    • To do this type ctrl+a, then d
  10. We can now log out and the training procedure will continue safely, as directed by the Controller. We can log in and out of the cluster to see how training is proceeding whenever we want. In particular we can view the contents of:

    • history.txt: This file contains the result of every call to Controller.py - i.e. the current error rate, how many simulations are finished or in progress, and what action was taken.
    • results: The results folder contains text files which contain both all the results and the best result from each error rate.
  11. When training is finished and we want to kill the controller we have to login to the cluster and run the following commands:

    • reattach the screen with "screen -r"
    • We are now looking at the watch output - kill this with ctrl+c
    • Now we need to kill the screen with ctrl+a and then k

5) Results

As we have discussed, during the course of the training procedure the results of all trained agents in "test_mode" are written out and stored, as well as the results from the best agent at each error rate. However, in order to ease computational time during training, each agent was only benchmarked for 100 episodes.

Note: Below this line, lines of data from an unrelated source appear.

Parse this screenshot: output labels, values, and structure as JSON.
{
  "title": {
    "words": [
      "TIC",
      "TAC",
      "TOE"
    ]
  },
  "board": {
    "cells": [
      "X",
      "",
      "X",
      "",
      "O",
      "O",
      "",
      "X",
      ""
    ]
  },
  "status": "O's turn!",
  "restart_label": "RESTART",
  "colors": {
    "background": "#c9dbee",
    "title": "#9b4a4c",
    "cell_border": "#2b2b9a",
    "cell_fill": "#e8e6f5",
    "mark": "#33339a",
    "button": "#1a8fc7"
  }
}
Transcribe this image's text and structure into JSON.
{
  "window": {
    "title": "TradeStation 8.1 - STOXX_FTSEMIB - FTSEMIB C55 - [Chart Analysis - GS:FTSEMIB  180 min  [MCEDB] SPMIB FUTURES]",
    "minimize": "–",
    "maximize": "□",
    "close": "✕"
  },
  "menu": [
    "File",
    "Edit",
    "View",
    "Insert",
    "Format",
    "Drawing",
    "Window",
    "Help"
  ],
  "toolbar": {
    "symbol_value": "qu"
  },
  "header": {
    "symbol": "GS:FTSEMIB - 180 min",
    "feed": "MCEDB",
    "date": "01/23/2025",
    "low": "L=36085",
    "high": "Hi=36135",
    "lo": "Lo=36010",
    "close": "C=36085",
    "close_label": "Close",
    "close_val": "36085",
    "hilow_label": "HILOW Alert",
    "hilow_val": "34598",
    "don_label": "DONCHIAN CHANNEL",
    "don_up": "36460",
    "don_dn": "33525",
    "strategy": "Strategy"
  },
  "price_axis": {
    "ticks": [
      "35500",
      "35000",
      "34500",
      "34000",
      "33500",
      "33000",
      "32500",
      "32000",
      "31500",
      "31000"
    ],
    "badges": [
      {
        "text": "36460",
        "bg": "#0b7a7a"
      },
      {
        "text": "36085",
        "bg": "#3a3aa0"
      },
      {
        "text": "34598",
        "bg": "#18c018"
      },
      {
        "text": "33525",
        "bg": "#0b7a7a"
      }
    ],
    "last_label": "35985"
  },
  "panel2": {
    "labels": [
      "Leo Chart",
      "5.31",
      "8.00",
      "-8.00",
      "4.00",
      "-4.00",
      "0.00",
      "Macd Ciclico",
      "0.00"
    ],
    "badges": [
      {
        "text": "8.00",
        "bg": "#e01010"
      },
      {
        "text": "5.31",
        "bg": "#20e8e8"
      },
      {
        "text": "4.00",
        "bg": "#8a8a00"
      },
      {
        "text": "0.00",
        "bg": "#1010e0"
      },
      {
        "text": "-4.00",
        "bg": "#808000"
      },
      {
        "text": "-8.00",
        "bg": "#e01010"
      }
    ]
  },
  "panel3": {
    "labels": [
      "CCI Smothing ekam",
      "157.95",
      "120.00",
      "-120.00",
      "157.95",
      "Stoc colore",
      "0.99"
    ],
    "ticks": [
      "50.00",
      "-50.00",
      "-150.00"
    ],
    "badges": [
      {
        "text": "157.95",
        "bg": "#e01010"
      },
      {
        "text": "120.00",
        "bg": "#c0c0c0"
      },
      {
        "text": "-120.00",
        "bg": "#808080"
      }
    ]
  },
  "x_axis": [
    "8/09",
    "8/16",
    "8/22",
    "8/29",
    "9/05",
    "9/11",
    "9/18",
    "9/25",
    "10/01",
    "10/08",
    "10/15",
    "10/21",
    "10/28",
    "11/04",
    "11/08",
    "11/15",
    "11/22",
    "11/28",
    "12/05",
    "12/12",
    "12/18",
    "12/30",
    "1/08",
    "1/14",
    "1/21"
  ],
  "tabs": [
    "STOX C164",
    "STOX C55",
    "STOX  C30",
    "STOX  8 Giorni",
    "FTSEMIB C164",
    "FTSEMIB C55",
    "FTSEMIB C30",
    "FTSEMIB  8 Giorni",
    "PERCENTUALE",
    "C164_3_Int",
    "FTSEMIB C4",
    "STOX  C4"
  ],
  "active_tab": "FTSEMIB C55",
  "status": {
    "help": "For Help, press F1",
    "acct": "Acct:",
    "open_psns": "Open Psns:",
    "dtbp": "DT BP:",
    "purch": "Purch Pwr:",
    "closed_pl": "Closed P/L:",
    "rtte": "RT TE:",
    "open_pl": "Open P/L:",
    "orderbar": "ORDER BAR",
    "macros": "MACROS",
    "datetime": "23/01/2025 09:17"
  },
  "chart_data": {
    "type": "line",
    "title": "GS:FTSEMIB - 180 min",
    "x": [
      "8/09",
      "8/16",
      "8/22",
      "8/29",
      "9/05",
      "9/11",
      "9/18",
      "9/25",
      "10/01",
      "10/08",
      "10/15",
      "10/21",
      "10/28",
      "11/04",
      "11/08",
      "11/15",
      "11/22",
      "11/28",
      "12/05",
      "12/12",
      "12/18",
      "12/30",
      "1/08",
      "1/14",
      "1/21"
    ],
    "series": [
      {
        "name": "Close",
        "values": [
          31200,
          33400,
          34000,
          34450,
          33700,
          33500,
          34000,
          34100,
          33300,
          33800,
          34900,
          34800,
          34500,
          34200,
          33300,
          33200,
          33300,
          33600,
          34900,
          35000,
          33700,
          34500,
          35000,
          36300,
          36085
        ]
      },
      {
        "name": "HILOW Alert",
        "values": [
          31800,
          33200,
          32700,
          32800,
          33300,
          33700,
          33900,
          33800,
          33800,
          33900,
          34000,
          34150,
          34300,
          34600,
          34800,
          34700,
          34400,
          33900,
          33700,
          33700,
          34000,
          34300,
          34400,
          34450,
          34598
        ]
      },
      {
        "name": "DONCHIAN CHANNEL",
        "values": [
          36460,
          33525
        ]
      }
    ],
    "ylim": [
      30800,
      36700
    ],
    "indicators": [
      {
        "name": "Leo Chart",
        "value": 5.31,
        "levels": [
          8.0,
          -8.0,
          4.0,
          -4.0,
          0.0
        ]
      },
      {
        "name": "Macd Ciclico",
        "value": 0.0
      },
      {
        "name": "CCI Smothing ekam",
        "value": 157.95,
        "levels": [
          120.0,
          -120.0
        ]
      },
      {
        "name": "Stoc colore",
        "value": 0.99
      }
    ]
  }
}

Here we present the full results and training histories for each best performing agent, as selected by the preliminary benchmarking during training. In particular, these full results were obtained by testing each best performing trained agent, at each error rate, for the number of episodes that guaranteed at least 10^6 syndromes were seen by the agent. All the trained agents from which these results were obtained, along with the fully detailed results (i.e. episode length of every single tested episode at each error rate for each agent), can be found in the "trained_models" directory of the repo. In addition to these evaluation results, we also provide the learning curves for all best performing agents.

The code for generating these plots, can be found in the "Final Results and Training Histories" Example Notebook, in the example notebooks folder.

We start by presenting the results obtained when using the best performing agent from each iterative training step, for both bitflip and depolarizing noise, as well as the results obtained when using the best performing agent for each specific error rate.

In addition, it is of interest to view the learning curves for all the agents whose performance is shown above. The following plots provide these training histories, along with the hyper-parameter settings for the agent, given as a list in the form [num_exploration_steps, initial_epsilon, final_epsilon, learning_rate, target_network_update_frequency].

First, let's have a look at the depolarising noise agents:

And finally, we can view the learning curves from the bitflip noise agents: